Course Review: Highlands Links (Ingonish, NS)
Architect: Stanley Thompson (1941
The Scorecard: I’ve been coming to Highlands Links for more than a decade, making six or seven pilgrimages to what I consider the most intriguing golf course in Canada. Like going to Scotland to play the great links, Highlands gets the blood pumping for me – its mix of great long and short fours, two of the great three-shot holes in golf and its seaside location never fails to excite me.
Despite that I understand the issues surrounding the course. It has rarely been in the condition people would expect from a course that is among the Top 100 in the world according to Golf Magazine.
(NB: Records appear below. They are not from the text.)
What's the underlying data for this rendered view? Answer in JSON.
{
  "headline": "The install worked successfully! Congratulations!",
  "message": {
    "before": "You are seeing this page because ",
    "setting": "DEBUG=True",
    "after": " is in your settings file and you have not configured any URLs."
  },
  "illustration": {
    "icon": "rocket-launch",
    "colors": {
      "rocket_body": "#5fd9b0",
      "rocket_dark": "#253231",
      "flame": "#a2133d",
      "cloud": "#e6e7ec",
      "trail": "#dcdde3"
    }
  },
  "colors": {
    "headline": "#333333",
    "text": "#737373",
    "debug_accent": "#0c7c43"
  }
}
That started to change three years ago under the guidance of designer Ian Andrew and indomitable general manager Graham Hudson. Trees came down by the thousands, and grass became re-established on greens that had previously been under a lot of duress.
I can safely say that on one trip the 9th green had no grass on it – one of several putting surfaces that had struggled that year.
Now, the course is on its way back.
“The greens haven’t putted this well in 20 years,” said one member I encountered in the parking lot.
He might be right. Andrew was in the midst of reworking the bunkers to reflect Stanley Thompson’s vision for the property when I visited this week, and the work is bold and does significantly more than just freshen the course – it revitalizes it in a way that brings the holes alive.
All of this is surprising considering a massive storm hit Highlands last year, putting numerous holes under water. The worst hit were the par 5 sixth and the 11th; the 11th has largely recovered, but the 6th is still a work in progress. It could take another few months for it to be fully returned to the state one would expect.
I have great hope again for Highlands again after several years of scepticism. There are lots of elements that need to be completed – drainage, and more tree removal – among other issues, but it is finally heading in the right direction.
• The fairways. Starting from the opening tee shot, the fairways at Highlands often resemble the surface of the moon, with rumples and rolls rarely yielding a flat lie. It is wonderfully natural golf.
• Several of the greatest holes in Canadian golf – hell, anywhere in the world – can be found at Highlands, starting with the second hole, a monster par 4 without any bunkers that doglegs to the right and down a hill, ending at a green that seems like it was simply placed on the land. Other standouts include the back-to-back par 5s, six and seven, as well as 15 and 16, which make the best set of three-shot holes anywhere in the country. Certainly the seventh, which has been written about extensively, is one of the best long par 5s in the world. While always fair, it does seem quite unrelenting. I prefer the 15th, with its incredible view of the ocean from the tee, and a large shift in the fairway at the landing area. Manage to get over the hillock at the landing area and you’ll have a shot at the green in two.
• My favourite hole on the course is 13, the par 4 that comes after a relatively long walk that follows the par 3 12th. With its fairway that tumbles to the left at the landing area, this is a hole that really reminds me of a links. Your position after your drive will determine how much of the green you can actually see, and though I wouldn’t say the hole is blind in a traditional sense, it does its best to obscure your approach leaving some mystery in the shot to the green. The tumbling fairway that approaches the putting surface can be used to propel the ball forward, though it is my understanding this was once more pronounced.
• While it is tough to find anything one might find off-putting at Highlands, from an architectural perspective I’ve long thought the stretch at the turn – 10 through 12 – is just, well, okay. The 10th is certainly not a bad par 3, playing off a ridgeline down towards a green that is set near the river, but it doesn’t wow you either. The 11th, formerly a par 4 that has been lengthened with a tee across the river, is flat and relatively plain, while the 12th, the second of three one-shot holes on the back is saved strictly by its length (230 yards) and surely could have benefited from a more ambitious green site closer to the river. And yes, this is nitpicking, but it is worth noting on a course that is considered among the best in the world.
• Conditions are much improving – Highlands is finally using a agronomy pro to advise its staff on some of its challenges – but many wouldn’t find them up to conditions in urban centers. That said, I’d equate them more to what one would find at a Scottish or Irish courses – a little rough around the edges, but I found a vast majority of the holes were without issue, and the greens are vastly improved over previous years.
The scorecard: I’ve long thought Highlands only has one rival in Canada, and that’s St. George’s in Toronto. But given its more naturally beautiful location, Highlands edges out its rival in my mind, if ever so slightly. The knock against the course has always been conditioning, a factor that is significantly influenced by its difficult geography – the course is a fair bit north and on an isthmus in the ocean! However, after a massive storm ravaged Highlands last year, a program to fix the damage and restore many of the key features was undertaken this year by general manager Graham Hudson and architect Ian Andrew.